Two recent examples of Penn student-designed solutions to common problems.
When Kabeer Chopra W’17 moved to Philadelphia to enroll at Wharton, his first lesson was on the difficulties of furnishing an apartment. “The one thing I couldn’t find for a decent price and quality was a sofa,” he says.
Inspired by the challenge, he and classmate Stephen Kuhl W’17 set out to solve the riddle of couches that cost too much, took months to deliver, and were tricky to move. “We wanted to make something inexpensive, sturdy, and intuitive for customers,” Chopra says.
The duo started a company named Burrow and designed a modular couch that breaks down into pieces small enough to ship in boxes. Over the past year, they have been making small tweaks to improve the design and cut costs. “It’s on its fifteenth or sixteenth variation,” says Chopra. “We want it not-too-modern, not-too-classic, so it can fit into any home.”
The result is a modular solution that starts at $550 as a one-seat chair and scales up to any size a consumer desires. In April, it won the School of Design’s 2017 iDesign Prize. The entrepreneurs say they deliver orders within a week and the couch can be assembled in less than 10 minutes.
On a recent visit to Lebanon, Mazin Blaik EAS’17 was touched by the sight of Syrian refugees living in tents, struggling to stay warm over the winter. “The tents don’t provide adequate living conditions,” he says. “It gets very cold at night.”
He and fellow students Stephen Michalowski EAS’17, Justin Gonsalves EAS’17, and Kellen Sanna EAS’17 decided to invent a practical solution in their mechanical engineering senior design class.
It is a metal cylinder that screws on top of wood stoves and holds gravel to trap heat that would otherwise escape out the exhaust pipe. The device, called Ember, ships flat and is easy to assemble. “We didn’t want to reinvent the wheel,” says Gonsalves. “We wanted to make it as simple, effective, and cheap as possible.”
To test the device, the group built a tent in Blaik’s back yard in West Philadelphia and collected data that showed just how much more efficient Ember was than a standard wood stove. The thermal mass of gravel prevented a drastic reduction in temperature when the fuel ran out, and provided 150 percent more heating time, Blaik says. They calculated that the kits could be produced for $67 apiece and would save refugees 66 cents out of the $2 they normally spent on fuel each night.
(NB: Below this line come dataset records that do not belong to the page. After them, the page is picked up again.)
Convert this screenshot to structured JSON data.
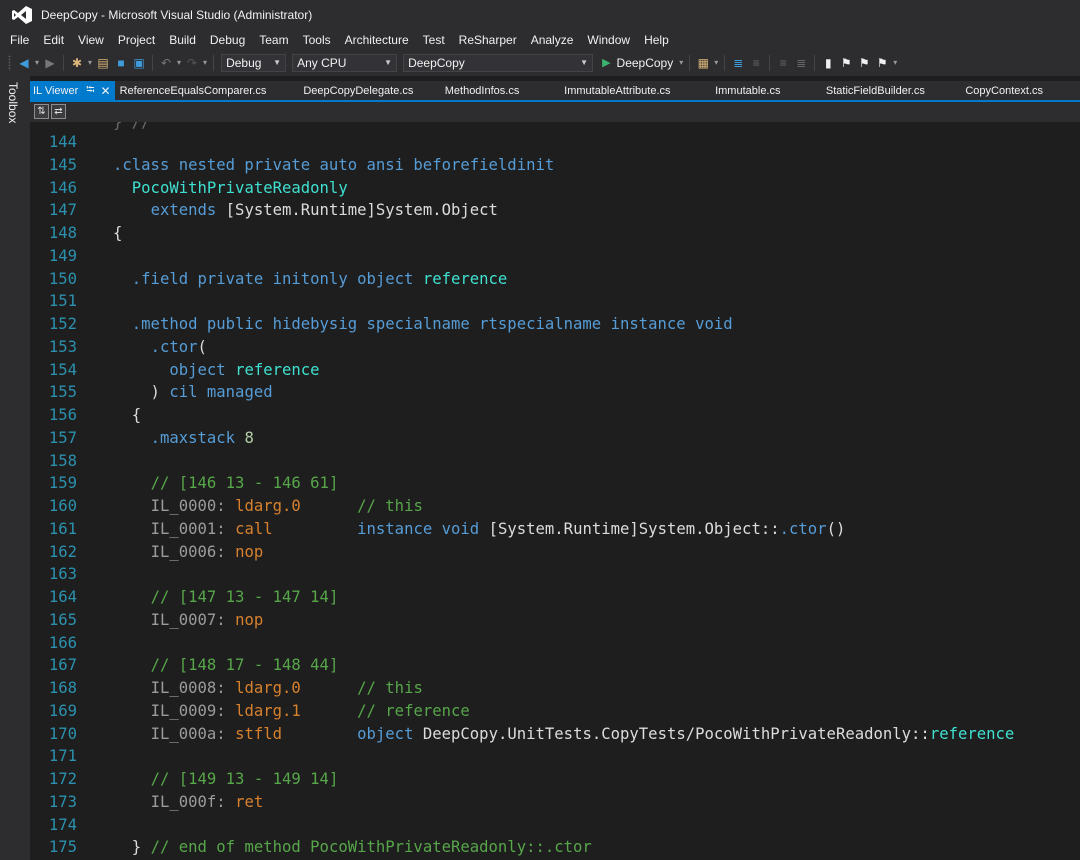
{
  "window": {
    "title": "DeepCopy - Microsoft Visual Studio  (Administrator)",
    "logo_icon": "visual-studio-logo"
  },
  "menu": [
    "File",
    "Edit",
    "View",
    "Project",
    "Build",
    "Debug",
    "Team",
    "Tools",
    "Architecture",
    "Test",
    "ReSharper",
    "Analyze",
    "Window",
    "Help"
  ],
  "toolbar": {
    "configuration": "Debug",
    "platform": "Any CPU",
    "startup_project": "DeepCopy",
    "run_label": "DeepCopy"
  },
  "toolbox_label": "Toolbox",
  "tabs": [
    {
      "label": "IL Viewer",
      "active": true
    },
    {
      "label": "ReferenceEqualsComparer.cs"
    },
    {
      "label": "DeepCopyDelegate.cs"
    },
    {
      "label": "MethodInfos.cs"
    },
    {
      "label": "ImmutableAttribute.cs"
    },
    {
      "label": "Immutable.cs"
    },
    {
      "label": "StaticFieldBuilder.cs"
    },
    {
      "label": "CopyContext.cs"
    }
  ],
  "code": {
    "lines": [
      {
        "n": "144"
      },
      {
        "n": "145",
        "t": ".class nested private auto ansi beforefieldinit"
      },
      {
        "n": "146",
        "t": "PocoWithPrivateReadonly"
      },
      {
        "n": "147",
        "t": "extends [System.Runtime]System.Object"
      },
      {
        "n": "148",
        "t": "{"
      },
      {
        "n": "149"
      },
      {
        "n": "150",
        "t": ".field private initonly object reference"
      },
      {
        "n": "151"
      },
      {
        "n": "152",
        "t": ".method public hidebysig specialname rtspecialname instance void"
      },
      {
        "n": "153",
        "t": ".ctor("
      },
      {
        "n": "154",
        "t": "object reference"
      },
      {
        "n": "155",
        "t": ") cil managed"
      },
      {
        "n": "156",
        "t": "{"
      },
      {
        "n": "157",
        "t": ".maxstack 8"
      },
      {
        "n": "158"
      },
      {
        "n": "159",
        "t": "// [146 13 - 146 61]"
      },
      {
        "n": "160",
        "t": "IL_0000: ldarg.0      // this"
      },
      {
        "n": "161",
        "t": "IL_0001: call         instance void [System.Runtime]System.Object::.ctor()"
      },
      {
        "n": "162",
        "t": "IL_0006: nop"
      },
      {
        "n": "163"
      },
      {
        "n": "164",
        "t": "// [147 13 - 147 14]"
      },
      {
        "n": "165",
        "t": "IL_0007: nop"
      },
      {
        "n": "166"
      },
      {
        "n": "167",
        "t": "// [148 17 - 148 44]"
      },
      {
        "n": "168",
        "t": "IL_0008: ldarg.0      // this"
      },
      {
        "n": "169",
        "t": "IL_0009: ldarg.1      // reference"
      },
      {
        "n": "170",
        "t": "IL_000a: stfld        object DeepCopy.UnitTests.CopyTests/PocoWithPrivateReadonly::reference"
      },
      {
        "n": "171"
      },
      {
        "n": "172",
        "t": "// [149 13 - 149 14]"
      },
      {
        "n": "173",
        "t": "IL_000f: ret"
      },
      {
        "n": "174"
      },
      {
        "n": "175",
        "t": "} // end of method PocoWithPrivateReadonly::.ctor"
      }
    ]
  },
  "colors": {
    "background": "#1e1e1e",
    "chrome": "#2d2d30",
    "accent": "#007acc",
    "line_number": "#2b91af",
    "keyword": "#569cd6",
    "type_name": "#4ec9b0",
    "opcode": "#d7802e",
    "comment": "#57a64a",
    "il_label": "#9b9b9b"
  }
}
Under those assumptions, Ember would pay for itself in less than one winter.
So far, there is only one model in existence, but the group is exploring options to continue the endeavor as a side project following graduation, or handing it off to a humanitarian aid organization. “It would be great to see families using them,” says Blaik.